IFT 2015 opening reception in Mardi Gras Word in New Orleans, LA
The opening reception was held in Mardi Gras World, affording attendees the opportunity to sample the Mardi Gras atmosphere and some Louisiana Cajun music!
View of one half of the IFT Trade floor.
As usual at IFT, there was a large and active trade floor. This year the food and ingredient exhibitors had a growing focus on nutrition and health. In our meetings with attendees, we found a strong interest in predictive intake modelling to help innovators and scientists to understand the benefits and safety of their food products and ingredients.
The keynote speaker Doug Rauch, ex-president of Trader Joe’s and founder of the Daily Table, shared his unique perspective on how to solve the problem of food waste, hunger and obesity by providing healthy, sustainably sourced meals to consumers.
Doug highlighted the fact that in one generation, the US has moved from all states having a less than 10% obesity rate (where obesity is defined by a BMI of 30 or more) to every state having a rate of 20% or more. Doug quoted a Wall St. Journal article which estimated the cost of this epidemic at more than 1 trillion US dollars.
On the other hand, Doug outlined the problem of food waste. He estimates that one third of food grown globally is being wasted.
In the developing world, where hunger is a key issue, waste is often due to inadequate infrastructure such as cooling, transport and markets.

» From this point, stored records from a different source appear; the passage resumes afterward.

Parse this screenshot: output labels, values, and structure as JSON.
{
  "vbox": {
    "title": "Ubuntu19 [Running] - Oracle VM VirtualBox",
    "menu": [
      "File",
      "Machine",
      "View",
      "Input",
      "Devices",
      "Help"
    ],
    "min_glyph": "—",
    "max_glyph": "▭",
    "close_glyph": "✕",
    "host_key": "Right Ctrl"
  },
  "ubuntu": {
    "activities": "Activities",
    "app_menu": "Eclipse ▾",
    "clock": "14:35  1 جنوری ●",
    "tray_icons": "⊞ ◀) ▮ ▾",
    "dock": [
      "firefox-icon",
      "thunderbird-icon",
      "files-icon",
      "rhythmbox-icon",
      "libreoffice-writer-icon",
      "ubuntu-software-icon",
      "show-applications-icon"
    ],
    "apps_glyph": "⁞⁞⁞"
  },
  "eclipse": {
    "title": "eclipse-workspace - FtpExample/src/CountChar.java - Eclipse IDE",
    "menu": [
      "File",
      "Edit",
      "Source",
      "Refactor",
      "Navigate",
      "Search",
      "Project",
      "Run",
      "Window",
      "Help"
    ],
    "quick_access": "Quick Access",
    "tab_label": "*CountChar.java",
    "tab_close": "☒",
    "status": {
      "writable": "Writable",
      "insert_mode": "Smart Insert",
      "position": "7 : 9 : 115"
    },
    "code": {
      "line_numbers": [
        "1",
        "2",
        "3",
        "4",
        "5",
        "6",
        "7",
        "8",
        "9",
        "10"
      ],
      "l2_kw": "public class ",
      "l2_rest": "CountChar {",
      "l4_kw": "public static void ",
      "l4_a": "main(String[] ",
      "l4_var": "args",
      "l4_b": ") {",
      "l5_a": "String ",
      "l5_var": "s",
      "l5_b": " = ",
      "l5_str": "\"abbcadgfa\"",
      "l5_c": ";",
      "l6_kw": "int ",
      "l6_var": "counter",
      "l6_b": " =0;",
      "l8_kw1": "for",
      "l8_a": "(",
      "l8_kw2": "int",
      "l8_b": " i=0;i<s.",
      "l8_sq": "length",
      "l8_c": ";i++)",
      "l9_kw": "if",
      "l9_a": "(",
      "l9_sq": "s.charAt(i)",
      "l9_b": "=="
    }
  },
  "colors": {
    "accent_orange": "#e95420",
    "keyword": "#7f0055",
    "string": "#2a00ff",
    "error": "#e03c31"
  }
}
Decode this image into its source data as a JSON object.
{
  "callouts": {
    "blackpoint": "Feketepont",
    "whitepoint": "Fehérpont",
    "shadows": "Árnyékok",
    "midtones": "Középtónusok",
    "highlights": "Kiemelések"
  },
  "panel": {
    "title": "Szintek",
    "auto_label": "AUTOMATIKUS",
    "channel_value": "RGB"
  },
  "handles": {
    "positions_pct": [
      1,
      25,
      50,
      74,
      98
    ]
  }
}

In the developed world, the problem is the opposite. There is an issue with oversupply of food, with consumers getting more than enough caloric input without getting the full nutrition they need. Doug highlighted two key issues contributing to food waste in the developed world:
Poor shelf life labelling where best buy dates and display codes are unrelated to food safety. For example cheeses having inappropriate best before dates (in fact aged cheese usually commands a premium price!).

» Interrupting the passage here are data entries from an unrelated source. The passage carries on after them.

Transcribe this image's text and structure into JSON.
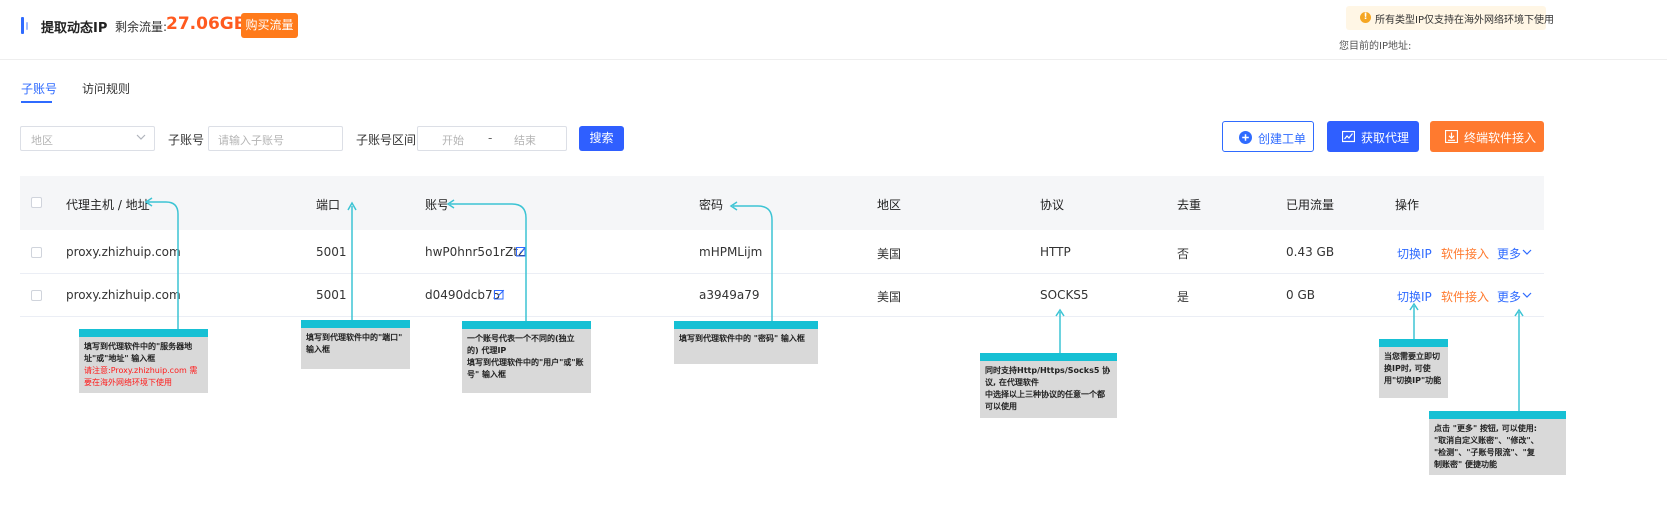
{
  "header": {
    "title": "提取动态IP",
    "traffic_label": "剩余流量:",
    "traffic_value": "27.06GB",
    "buy_label": "购买流量",
    "notice": "所有类型IP仅支持在海外网络环境下使用",
    "ip_label": "您目前的IP地址:"
  },
  "tabs": [
    {
      "label": "子账号",
      "active": true
    },
    {
      "label": "访问规则",
      "active": false
    }
  ],
  "filters": {
    "region_placeholder": "地区",
    "sub_label": "子账号",
    "sub_placeholder": "请输入子账号",
    "range_label": "子账号区间",
    "range_start": "开始",
    "range_sep": "-",
    "range_end": "结束",
    "search_label": "搜索"
  },
  "actions": {
    "create_ticket": "创建工单",
    "get_proxy": "获取代理",
    "terminal_access": "终端软件接入"
  },
  "table": {
    "headers": [
      "代理主机 / 地址",
      "端口",
      "账号",
      "密码",
      "地区",
      "协议",
      "去重",
      "已用流量",
      "操作"
    ],
    "rows": [
      {
        "host": "proxy.zhizhuip.com",
        "port": "5001",
        "account": "hwP0hnr5o1rZtZ",
        "password": "mHPMLijm",
        "region": "美国",
        "protocol": "HTTP",
        "dedup": "否",
        "used": "0.43 GB"
      },
      {
        "host": "proxy.zhizhuip.com",
        "port": "5001",
        "account": "d0490dcb75",
        "password": "a3949a79",
        "region": "美国",
        "protocol": "SOCKS5",
        "dedup": "是",
        "used": "0 GB"
      }
    ],
    "ops": {
      "switch_ip": "切换IP",
      "software_access": "软件接入",
      "more": "更多"
    }
  },
  "annotations": {
    "host": {
      "line1": "填写到代理软件中的\"服务器地",
      "line2": "址\"或\"地址\" 输入框",
      "warn1": "请注意:Proxy.zhizhuip.com 需",
      "warn2": "要在海外网络环境下使用"
    },
    "port": {
      "line1": "填写到代理软件中的\"端口\"",
      "line2": "输入框"
    },
    "account": {
      "line1": "一个账号代表一个不同的(独立",
      "line2": "的) 代理IP",
      "line3": "填写到代理软件中的\"用户\"或\"账",
      "line4": "号\" 输入框"
    },
    "password": {
      "line1": "填写到代理软件中的 \"密码\" 输入框"
    },
    "protocol": {
      "line1": "同时支持Http/Https/Socks5 协",
      "line2": "议, 在代理软件",
      "line3": "中选择以上三种协议的任意一个都",
      "line4": "可以使用"
    },
    "switch": {
      "line1": "当您需要立即切",
      "line2": "换IP时, 可使",
      "line3": "用\"切换IP\"功能"
    },
    "more": {
      "line1": "点击 \"更多\" 按钮, 可以使用:",
      "line2": "\"取消自定义账密\"、\"修改\"、",
      "line3": "\"检测\"、\"子账号限流\"、\"复",
      "line4": "制账密\" 便捷功能"
    }
  },
  "colors": {
    "accent": "#2f6bff",
    "orange": "#ff7a2f",
    "annotation": "#17c0d4"
  }
}
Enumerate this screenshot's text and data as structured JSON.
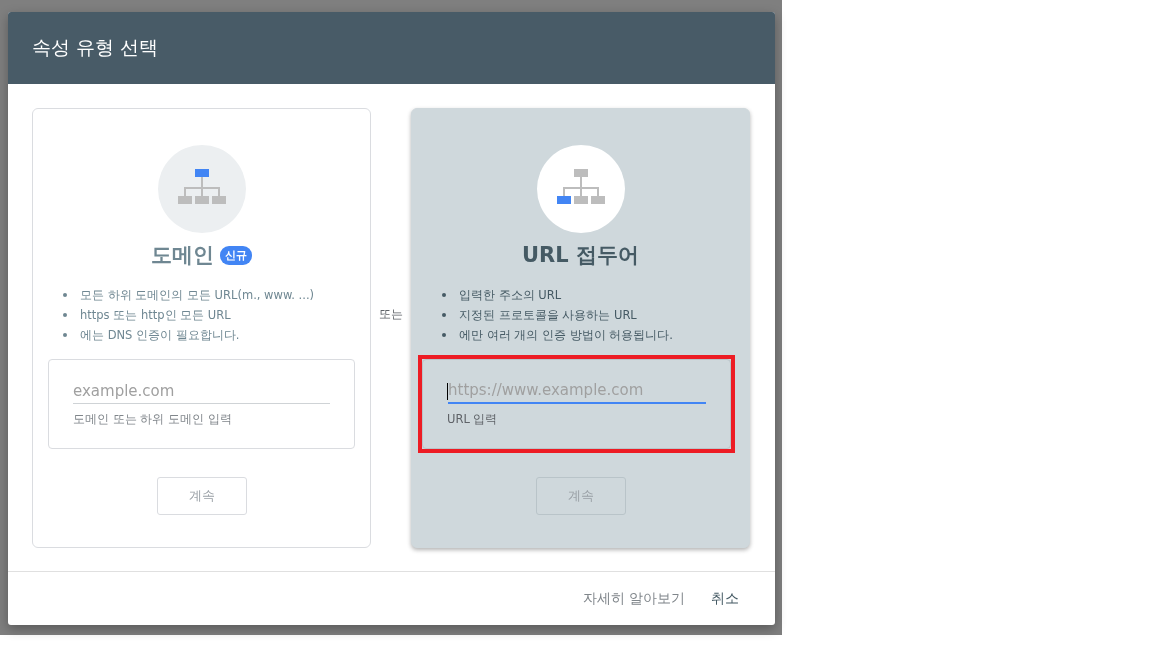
{
  "dialog": {
    "title": "속성 유형 선택",
    "options": [
      {
        "kind": "domain",
        "title": "도메인",
        "badge": "신규",
        "selected": false,
        "highlighted": false,
        "bullets": [
          "모든 하위 도메인의 모든 URL(m., www. ...)",
          "https 또는 http인 모든 URL",
          "에는 DNS 인증이 필요합니다."
        ],
        "input": {
          "placeholder": "example.com",
          "helper": "도메인 또는 하위 도메인 입력",
          "focused": false
        },
        "button": {
          "label": "계속",
          "disabled": true
        }
      },
      {
        "kind": "url-prefix",
        "title": "URL 접두어",
        "selected": true,
        "highlighted": true,
        "bullets": [
          "입력한 주소의 URL",
          "지정된 프로토콜을 사용하는 URL",
          "에만 여러 개의 인증 방법이 허용됩니다."
        ],
        "input": {
          "placeholder": "https://www.example.com",
          "helper": "URL 입력",
          "focused": true
        },
        "button": {
          "label": "계속",
          "disabled": true
        }
      }
    ],
    "separator": "또는",
    "footer_buttons": [
      {
        "label": "자세히 알아보기",
        "emphasized": false
      },
      {
        "label": "취소",
        "emphasized": true
      }
    ]
  }
}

The “ugly food” scenario where lettuce (for example) that is too big, or carrots that are misshapen, don’t sell in regular supermarkets are not even picked. Interestingly, they will sell in Farmers’ markets (often at a premium). The image shows a picture of a lettuce field after the harvest which illustrates the scale of this problem.
Doug Ranch showing the amount of produce wasted in a lettuce field after the harvest.
All of this has a large environmental impact with Doug estimating that the emissions involved in producing the wasted food alone, if equated with the emissions of entire countries, would be the third highest country in the world.
Doug claims that the next food revolution will focus on what we are not eating. Doug is working actively to address this issue with his Daily Table organisation which aims to bring high quality, nutritious food at affordable prices to the under-served communities in US inner cities.
At the Toxicology & Safety Evaluation division lunch, Dennis Keefe, Director of the Office of Food Additive Safety in the US FDA, outlined his organisation’s challenges in keeping up with food additive exposure scenarios with the speed of change in the market. Dennis explained that the FDA’s software for assessing exposure and risk is out of date and lacks sufficient data.
Dennis expressed a view that new systems need to be developed, based on big data, that would allow better risk and exposure assessment of food additives and chemicals. Inputs in this system would include post market data, food label information and updated exposure databases and intake scenarios.
In the Q&A session, Cronan McNamara from Creme Global explained how the systems and tools that have been developed in Creme Global deliver big data exposure solutions across a broad range of areas from flavourings, additives, fragrances, pesticides, food contact materials to nutrition. These comments were well received by Dennis and the group in general who expressed a great deal of interest in Creme Global’s predictive intake models and services. So, watch this space.
This is an opportunity for the food additives industry to respond and to create an initiative to work with the FDA to achieve this.
We will keep you posted on any updates and news from the above.